- General power of attorney. After signing, a general power of attorney gives your agent broad power to act on your behalf. This person can handle financial issues, make business decisions, and even buy life insurance. A general POA can be especially helpful if you’re traveling and will be out of the country for extended periods of time. Additionally, a general POA allows this agent to handle your affairs should you become ill or incapacitated.
- Springing power of attorney. Also known as a conditional power of attorney, a springing power of attorney only goes into effect when you become incapacitated or in other situations where you may be unavailable to make decisions such as a military deployment.
- Durable power of attorney. This type of agent works for you when you’re both of sound mind or incapacitated. For example, you might give your daughter power to handle all of your financial matters because you’re too busy to deal with them or because she’s especially skilled at handling money.
- Healthcare power of attorney. Also known as an advance medical directive, a healthcare power of attorney allows you to specify what kind of care you want in the event of an emergency and appoints an agent to make healthcare-related decisions for you.
A Designated Agent's Duties
An agent's duties are many and, because there is no formal oversight of agents acting under powers of attorney, it's important to choose someone you can trust.

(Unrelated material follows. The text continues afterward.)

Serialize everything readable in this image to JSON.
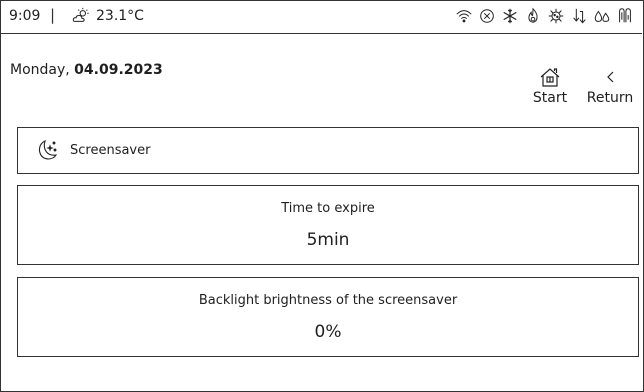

For example, agents are required to act in your best interest, act in good faith, and act only within the authority granted in the power of attorney document.
Additionally, if the person named as your agent accepts his appointment, he must:
- Act for your benefit
- Avoid conflicts of interest that would impair his ability to act impartially and in your best interest
- Act with the same care and diligence that other agents exercise
- Maintain detailed records of receipts, disbursements, and transactions made on your behalf
- Work closely with your healthcare power of attorney
- Preserve your estate plan
- Provide detailed financial accounting upon request
How to Execute a Power of Attorney
For a POA to be legally binding, it must first be executed. In Virginia, the process for executing a POA is fairly simple and straightforward. Requirements include signing the original POA document in front of a notary and two witnesses.
If you have second thoughts about your power of attorney, you can change it or even terminate it, if necessary. A skilled estate planning attorney can help you draft new POA agreements or modify existing ones.
Get Help With Your Power of Attorney Agreement Today
Drafting a POA agreement can be confusing, especially if you have no previous legal experience. At Quest Law, our seasoned estate planning team knows Virginia law, and we're ready to put our skills to work for you. If you have questions about creating or signing a POA, we have the answers and legal advice you need. Contact Quest Law today to request an appointment for a private initial consultation with one of our legal professionals.